#1
I've been playing around with some backing tracks (november rain, knockin' on heaven's door etc). What I wud do is, play it in the background and use the pentatonic scale for the key.

As I was playing, I noticed that I wasn't paying too much attention to the chord changes. I was just playing what came to my mind. I tried listening to the chord changes and putting in note choices. But then, my solo sucked. It was neither fast nor interesting.

So, what I'm doing here... is it a correct approach? Or am I breeding a bad habit? :-o
Epiphone Les Paul Custom Pro (Alpine White)
J&D Strat-copy electric (Black)
Digitech RP90 modelling guitar processor
#2
I wouldn't say it's a bad habit really. If you can play what you think sounds good then it's good. However, I think it's good to be aware of the chord changes. Try to find notes that sound good with each chord and approach them as the chord changes.
E:-6
B:-0
G:-5
D:-6
A:-0
E:-3
#3
There's not really a right or wrong, you should do what works best for you, but I usually find I do a better job when I can internalize/anticipate the chord changes.
#5
What you're trying to do is much, much more complicated than just soloing around in the pentatonic for the scale.

Expect it take time and effort before you're producing results that way.
#7
Do you record yourself playing? I find that can open up realizations about your playing.

One simple technique that I find is pretty effective is, if you stumble on a lick or rhythm that sounds cool - play it again. After I started doing that, I noticed more musicians out there doing the same thing. You hear a cool lick, and then you hear it again - maybe in a slightly different way.

I think it's good to know where the song/progression is going if only to plan the energy path and feel of your solo so it compliments the song. Most solos seem to build upwards towards the end energy-wise, but not all the time.
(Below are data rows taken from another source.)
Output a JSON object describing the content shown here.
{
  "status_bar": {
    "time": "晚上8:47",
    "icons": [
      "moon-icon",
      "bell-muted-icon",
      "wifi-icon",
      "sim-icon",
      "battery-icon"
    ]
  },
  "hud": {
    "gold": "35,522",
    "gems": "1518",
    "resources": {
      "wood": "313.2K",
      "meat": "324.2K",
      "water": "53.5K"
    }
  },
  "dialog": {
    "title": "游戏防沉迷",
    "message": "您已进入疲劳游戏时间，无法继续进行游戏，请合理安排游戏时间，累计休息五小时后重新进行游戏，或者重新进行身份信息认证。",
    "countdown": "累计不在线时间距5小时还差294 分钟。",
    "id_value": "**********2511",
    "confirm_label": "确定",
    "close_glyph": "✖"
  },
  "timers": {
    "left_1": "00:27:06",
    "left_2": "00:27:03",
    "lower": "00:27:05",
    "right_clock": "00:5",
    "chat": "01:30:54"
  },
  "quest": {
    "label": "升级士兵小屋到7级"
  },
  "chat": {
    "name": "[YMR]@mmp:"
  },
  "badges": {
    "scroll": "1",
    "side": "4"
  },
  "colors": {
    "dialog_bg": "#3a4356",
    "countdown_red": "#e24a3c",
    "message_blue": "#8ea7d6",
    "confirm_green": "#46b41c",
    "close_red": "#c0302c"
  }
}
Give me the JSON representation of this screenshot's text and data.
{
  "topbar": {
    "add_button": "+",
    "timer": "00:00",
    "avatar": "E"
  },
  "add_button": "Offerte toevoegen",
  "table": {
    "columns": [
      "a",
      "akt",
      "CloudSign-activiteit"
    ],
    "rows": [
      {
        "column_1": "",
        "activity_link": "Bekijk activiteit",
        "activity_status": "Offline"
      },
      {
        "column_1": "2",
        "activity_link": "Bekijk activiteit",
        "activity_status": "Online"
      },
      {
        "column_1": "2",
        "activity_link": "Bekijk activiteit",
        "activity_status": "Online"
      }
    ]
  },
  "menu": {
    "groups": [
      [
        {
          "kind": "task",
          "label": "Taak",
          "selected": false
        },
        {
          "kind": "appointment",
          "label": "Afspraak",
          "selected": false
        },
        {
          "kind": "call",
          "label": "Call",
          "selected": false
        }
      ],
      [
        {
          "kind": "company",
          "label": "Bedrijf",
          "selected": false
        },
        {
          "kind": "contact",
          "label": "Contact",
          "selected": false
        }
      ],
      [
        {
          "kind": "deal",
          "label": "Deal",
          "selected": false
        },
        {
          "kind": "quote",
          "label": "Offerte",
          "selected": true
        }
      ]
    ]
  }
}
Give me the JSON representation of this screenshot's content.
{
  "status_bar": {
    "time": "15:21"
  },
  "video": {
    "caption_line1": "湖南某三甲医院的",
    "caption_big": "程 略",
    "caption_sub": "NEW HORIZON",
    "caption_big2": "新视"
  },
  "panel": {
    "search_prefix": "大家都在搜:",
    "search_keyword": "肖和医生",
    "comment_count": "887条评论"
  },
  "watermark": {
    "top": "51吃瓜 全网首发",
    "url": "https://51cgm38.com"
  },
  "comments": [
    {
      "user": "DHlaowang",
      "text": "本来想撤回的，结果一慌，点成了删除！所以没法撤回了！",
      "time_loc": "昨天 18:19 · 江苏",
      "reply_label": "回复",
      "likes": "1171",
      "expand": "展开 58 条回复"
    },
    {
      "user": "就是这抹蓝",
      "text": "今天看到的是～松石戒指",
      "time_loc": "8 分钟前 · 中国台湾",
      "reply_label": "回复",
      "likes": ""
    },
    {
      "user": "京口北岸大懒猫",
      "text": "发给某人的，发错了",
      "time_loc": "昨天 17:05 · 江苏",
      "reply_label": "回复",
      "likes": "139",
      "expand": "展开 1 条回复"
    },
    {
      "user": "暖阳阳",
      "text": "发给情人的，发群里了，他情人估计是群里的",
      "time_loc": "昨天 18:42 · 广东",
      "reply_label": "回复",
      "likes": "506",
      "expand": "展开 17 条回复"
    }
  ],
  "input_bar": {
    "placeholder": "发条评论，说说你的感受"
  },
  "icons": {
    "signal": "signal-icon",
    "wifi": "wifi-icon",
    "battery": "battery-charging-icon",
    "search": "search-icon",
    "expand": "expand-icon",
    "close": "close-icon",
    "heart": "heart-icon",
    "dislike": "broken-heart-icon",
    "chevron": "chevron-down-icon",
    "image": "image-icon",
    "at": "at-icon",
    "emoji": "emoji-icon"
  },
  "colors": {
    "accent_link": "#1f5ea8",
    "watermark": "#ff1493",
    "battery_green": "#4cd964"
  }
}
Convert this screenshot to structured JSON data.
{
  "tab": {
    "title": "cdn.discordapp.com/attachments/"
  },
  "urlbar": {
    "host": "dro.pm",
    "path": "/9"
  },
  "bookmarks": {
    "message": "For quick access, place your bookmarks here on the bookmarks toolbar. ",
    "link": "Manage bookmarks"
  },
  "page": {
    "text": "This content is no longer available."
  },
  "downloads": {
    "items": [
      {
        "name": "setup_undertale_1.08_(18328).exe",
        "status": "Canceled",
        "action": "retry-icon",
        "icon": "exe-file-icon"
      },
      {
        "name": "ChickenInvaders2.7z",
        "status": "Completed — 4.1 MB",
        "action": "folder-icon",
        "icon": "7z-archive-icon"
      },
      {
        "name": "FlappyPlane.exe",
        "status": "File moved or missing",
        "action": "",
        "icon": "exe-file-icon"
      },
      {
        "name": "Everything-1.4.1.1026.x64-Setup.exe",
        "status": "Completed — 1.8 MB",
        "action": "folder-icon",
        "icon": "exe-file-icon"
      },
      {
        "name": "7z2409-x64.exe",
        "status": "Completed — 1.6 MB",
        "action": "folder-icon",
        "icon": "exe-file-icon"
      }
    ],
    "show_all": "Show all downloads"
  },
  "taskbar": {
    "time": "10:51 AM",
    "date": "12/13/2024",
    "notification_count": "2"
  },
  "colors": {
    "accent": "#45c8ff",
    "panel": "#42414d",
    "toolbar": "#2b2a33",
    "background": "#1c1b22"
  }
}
Also, hitting certain notes to compliment certain chords is pretty key, especially in jazz.

I guess my advice is, try planning out some cool notes in advance that you know sound good with the upcoming chord(s). Good luck!